I was heading off to work today, driving through the village that is Oakhurst.
I saw a teenage girl with both hands burdened down, carrying something, backpack weighing on her back. She was running toward school. I didn't recognize her, didn't know her. I couldn't tell if she was running toward the middle school or the high school ~ either one was going to be uphill for her. I circled back to offer her a ride. And then I stopped. And after watching her run past, I continued on my way watching her in my rearview mirror. I was a stranger. She didn't know me and I didn't know her. I didn't want to (literally) brake her stride. I didn't want to cause her any more anxiety than she was already experiencing. Her plate was full for this day. I just wanted to offer her a kindness, but feared it would only add to her stress.

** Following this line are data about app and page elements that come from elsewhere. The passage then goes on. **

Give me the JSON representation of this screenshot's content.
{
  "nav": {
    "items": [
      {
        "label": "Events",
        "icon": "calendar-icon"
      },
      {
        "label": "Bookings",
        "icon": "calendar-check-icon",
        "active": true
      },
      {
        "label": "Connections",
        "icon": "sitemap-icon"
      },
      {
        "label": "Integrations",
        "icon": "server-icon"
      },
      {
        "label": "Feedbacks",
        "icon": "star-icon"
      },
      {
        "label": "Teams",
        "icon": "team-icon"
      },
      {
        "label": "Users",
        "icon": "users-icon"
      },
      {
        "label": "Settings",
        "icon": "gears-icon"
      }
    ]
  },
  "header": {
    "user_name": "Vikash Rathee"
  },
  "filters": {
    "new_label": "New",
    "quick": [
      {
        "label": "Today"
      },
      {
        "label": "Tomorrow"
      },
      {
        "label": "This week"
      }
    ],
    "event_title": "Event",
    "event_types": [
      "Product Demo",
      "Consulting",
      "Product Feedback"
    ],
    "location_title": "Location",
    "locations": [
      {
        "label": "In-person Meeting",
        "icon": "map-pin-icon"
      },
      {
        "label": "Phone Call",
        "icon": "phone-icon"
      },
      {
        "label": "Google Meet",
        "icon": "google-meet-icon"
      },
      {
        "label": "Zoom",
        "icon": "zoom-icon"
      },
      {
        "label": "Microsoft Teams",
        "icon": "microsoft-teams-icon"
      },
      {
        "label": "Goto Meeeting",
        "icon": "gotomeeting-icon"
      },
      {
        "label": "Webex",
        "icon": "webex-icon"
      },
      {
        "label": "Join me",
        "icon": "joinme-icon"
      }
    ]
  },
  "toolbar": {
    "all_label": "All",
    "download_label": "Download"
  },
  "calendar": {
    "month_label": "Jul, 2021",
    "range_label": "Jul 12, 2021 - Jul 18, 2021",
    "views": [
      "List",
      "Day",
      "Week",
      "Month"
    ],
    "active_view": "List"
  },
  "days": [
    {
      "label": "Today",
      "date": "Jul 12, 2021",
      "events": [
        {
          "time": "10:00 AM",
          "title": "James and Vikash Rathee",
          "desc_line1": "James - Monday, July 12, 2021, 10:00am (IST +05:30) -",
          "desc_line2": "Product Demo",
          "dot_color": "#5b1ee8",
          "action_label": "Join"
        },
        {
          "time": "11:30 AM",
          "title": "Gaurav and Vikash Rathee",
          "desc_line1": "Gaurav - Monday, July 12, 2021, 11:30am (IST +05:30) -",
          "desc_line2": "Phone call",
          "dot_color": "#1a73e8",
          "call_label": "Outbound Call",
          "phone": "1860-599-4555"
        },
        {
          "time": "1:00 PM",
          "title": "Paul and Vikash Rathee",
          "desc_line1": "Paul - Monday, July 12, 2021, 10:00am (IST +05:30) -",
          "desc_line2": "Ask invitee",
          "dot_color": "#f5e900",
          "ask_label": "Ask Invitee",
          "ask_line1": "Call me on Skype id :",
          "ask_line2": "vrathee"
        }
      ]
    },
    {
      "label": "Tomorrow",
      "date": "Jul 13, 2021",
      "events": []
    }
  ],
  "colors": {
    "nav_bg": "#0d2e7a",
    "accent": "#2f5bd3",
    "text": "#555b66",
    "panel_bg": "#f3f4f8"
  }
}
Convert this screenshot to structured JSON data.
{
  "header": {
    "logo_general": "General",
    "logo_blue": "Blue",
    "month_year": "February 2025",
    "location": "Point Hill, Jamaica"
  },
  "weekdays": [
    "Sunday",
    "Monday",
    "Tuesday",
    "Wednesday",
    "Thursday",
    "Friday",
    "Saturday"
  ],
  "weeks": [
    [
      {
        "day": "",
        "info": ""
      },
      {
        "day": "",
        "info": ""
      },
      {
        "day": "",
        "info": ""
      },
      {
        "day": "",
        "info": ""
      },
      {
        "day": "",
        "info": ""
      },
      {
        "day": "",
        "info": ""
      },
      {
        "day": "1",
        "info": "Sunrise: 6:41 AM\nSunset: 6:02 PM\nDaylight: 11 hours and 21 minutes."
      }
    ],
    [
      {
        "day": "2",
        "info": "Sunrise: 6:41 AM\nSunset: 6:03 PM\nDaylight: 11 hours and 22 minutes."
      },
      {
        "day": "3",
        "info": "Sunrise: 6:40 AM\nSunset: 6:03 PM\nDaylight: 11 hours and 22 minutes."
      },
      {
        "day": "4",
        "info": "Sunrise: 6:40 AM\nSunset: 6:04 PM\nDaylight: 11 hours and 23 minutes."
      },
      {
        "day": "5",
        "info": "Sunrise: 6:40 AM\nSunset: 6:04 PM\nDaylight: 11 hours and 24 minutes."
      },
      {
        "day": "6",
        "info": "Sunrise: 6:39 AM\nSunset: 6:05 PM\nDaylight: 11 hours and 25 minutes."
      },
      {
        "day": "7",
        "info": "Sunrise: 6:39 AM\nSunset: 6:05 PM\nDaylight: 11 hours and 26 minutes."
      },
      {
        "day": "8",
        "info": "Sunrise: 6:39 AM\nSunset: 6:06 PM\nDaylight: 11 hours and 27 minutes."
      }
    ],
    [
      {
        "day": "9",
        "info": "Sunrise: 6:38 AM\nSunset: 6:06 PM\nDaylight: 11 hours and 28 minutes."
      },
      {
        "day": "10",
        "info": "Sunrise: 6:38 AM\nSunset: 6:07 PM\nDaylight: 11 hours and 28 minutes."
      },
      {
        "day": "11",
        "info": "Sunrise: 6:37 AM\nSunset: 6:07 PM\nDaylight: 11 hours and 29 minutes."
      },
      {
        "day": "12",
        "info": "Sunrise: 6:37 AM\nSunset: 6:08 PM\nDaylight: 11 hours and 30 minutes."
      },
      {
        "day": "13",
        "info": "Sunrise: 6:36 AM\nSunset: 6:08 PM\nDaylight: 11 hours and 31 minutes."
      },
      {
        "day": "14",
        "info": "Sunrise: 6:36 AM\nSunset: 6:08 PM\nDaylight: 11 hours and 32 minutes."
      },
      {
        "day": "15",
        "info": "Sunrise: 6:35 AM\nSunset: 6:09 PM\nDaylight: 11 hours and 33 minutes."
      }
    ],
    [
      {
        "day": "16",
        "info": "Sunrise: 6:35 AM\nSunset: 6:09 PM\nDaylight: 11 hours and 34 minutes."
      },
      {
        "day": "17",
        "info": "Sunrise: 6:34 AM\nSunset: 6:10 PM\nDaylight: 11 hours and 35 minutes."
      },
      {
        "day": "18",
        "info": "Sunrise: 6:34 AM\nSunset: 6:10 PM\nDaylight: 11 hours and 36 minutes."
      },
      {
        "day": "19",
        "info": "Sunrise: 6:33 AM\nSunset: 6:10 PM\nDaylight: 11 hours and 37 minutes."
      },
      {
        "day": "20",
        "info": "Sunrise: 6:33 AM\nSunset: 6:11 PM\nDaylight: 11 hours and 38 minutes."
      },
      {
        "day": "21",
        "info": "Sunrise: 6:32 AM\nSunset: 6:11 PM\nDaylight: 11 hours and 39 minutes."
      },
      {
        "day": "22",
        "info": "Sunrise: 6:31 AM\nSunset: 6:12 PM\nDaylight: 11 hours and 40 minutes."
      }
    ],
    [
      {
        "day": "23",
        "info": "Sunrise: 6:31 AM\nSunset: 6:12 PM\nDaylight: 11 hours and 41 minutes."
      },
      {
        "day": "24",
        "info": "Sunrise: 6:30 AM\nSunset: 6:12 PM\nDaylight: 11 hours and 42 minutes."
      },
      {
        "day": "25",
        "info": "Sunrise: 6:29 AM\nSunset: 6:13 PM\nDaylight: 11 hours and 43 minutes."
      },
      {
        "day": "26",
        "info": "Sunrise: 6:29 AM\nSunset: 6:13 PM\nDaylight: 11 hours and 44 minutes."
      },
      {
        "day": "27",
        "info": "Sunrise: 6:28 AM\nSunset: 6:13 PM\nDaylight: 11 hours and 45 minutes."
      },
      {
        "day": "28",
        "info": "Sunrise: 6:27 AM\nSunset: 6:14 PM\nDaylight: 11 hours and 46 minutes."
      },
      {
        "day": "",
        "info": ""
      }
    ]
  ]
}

Not sure what it means about our days and about us, that we sometimes find ourselves turning away from doing a kindness. We don't want to make it harder for somebody else. In these days when we thirst for a kind word shared in the moment of weariness or hardship, it's hard to know how to convey it. The temptation is to keep our heads down and do what is in front of us, to take care of "me and mine." And especially in these days of natural and human-made violence, it feels as if kindness is what will get us through.
I said a prayer for this young, burdened-down girl ~ that she would make it to school in time and at some point be able to catch her breath. My watching her pass by on the street and then turn at the corner stays in my heart.
And so I will be intentional about "paying it forward." St. Francis' words are speaking down through the years ~ to us:
Lord, make me an instrument of your peace, Where there is hatred, let me sow love; where there is injury, pardon;
where there is doubt, faith; where there is despair, hope; where there is darkness, light; where there is sadness, joy;
O Divine Master, grant that I may not so much seek to be consoled as to console; to be understood as to understand; to be loved as to love.
We are participating in this world. Together. Connections and interconnections that reach beyond our immediate understandings. When I got to work this morning my hands were full, and a gentle man came from out of no where to open the door for me. A kindness given. To a stranger. (The opening of a door, a change in the air, a shift in what was toward what could be....)
Working as a Hospice Chaplain, Lesley is an ordained minister in the United Church of Christ. A Candler School of Theology graduate, Lesley has just published her second book, Grief and the Psalms: Companioning the Moon for 29 Days (available on this website). She and her partner, Linda Ellis are raising their two sons, Brogan and Sam in Decatur, GA.